Most lessons were predominantly teacher directed with question and answer sessions as the main methodology used.  While this is a valuable teaching strategy and was carried out to good effect, it is recommended that a greater variety of methodologies generating more active learning by students be employed.  For example, students should be afforded more opportunities to engage in short focused interactive work in pairs or small groups. 

 

There was good classroom management throughout and students were well behaved, applying themselves to the work in hand.  Interaction with the inspector revealed some students to be more responsive than others.  However, the above-mentioned recommendations about extending the use of the target language and increased student engagement in active learning should help students become more confident and competent language learners.

 

Assessment

 

Student progress is assessed in a variety of ways, including homework tests and formal examinations.  All students sit formal examinations in November and certificate examination students have mock examinations in the second term.  All other students have end of year examinations.  An aural component is included in all examinations while the practice of oral assessments is currently being introduced for both senior and junior cycle students.  This will be initiated through the work of the assistantship service in the current year. The introduction of an oral assessment for all students is to be commended and should contribute to oral skills development throughout.

 

A review of students’ copies indicated that homework is assigned and corrected with comments included.  This is commended as it keeps students informed of their progress on an ongoing basis.  Some student copies were fuller and more organised than others.  Students should be reminded of the importance and benefits of collating their work and organising it in a systematic way for ease of referral.

 

Parents are kept informed of students’ progress through the school journal which is signed nightly by parents of junior cycle students and weekly by parents of senior cycle students.  The journals are checked by the form teachers during registration time.  Parents receive reports following on school examinations and also attend annual parent teacher meetings.

 

A review of examination results suggests that teachers remain attentive to the uptake of levels to ensure that students are choosing the level which is most appropriate to their ability.

 

Summary of main findings and recommendations

 

The following are the main strengths identified in the evaluation:

 

·         There is good whole school provision and support for French in the allocation of time, timetabling and the provision of resources.

·         The French department has actively embraced the subject planning process through the development of plans for each year group.

·         The target language was used by the teacher in all of the lessons observed.

·         A thematic approach facilitated the integration of the different skills.

·         Good collaboration was observed between the French department and the assistantship service

 

 

As a means of building on these strengths and to address areas for development, the following key recommendations are made:

 

·         As part of future subject planning, the French department should plan for the development of transferable skills and learning outcomes, in line with syllabus recommendations

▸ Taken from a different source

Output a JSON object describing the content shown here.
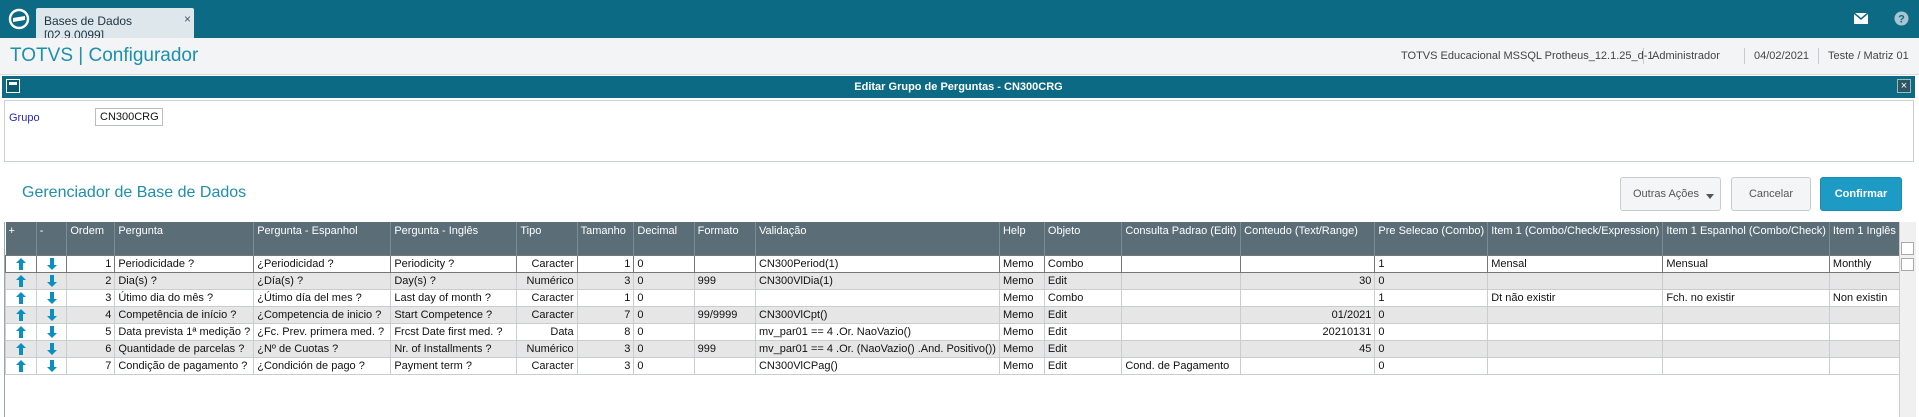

·         Through the work of the assistantship service in promoting oral skills development, students should be encouraged to interact more in the target language.

·         Alternative strategies should be considered in situations where translation is used to support comprehension.

·         Greater use should be made of student based activities, including pair and group work, in all lessons.

 

Post-evaluation meetings were held with the teachers of French and with the principal, at the conclusion of the evaluation when the draft findings and recommendations of the evaluation were presented and discussed.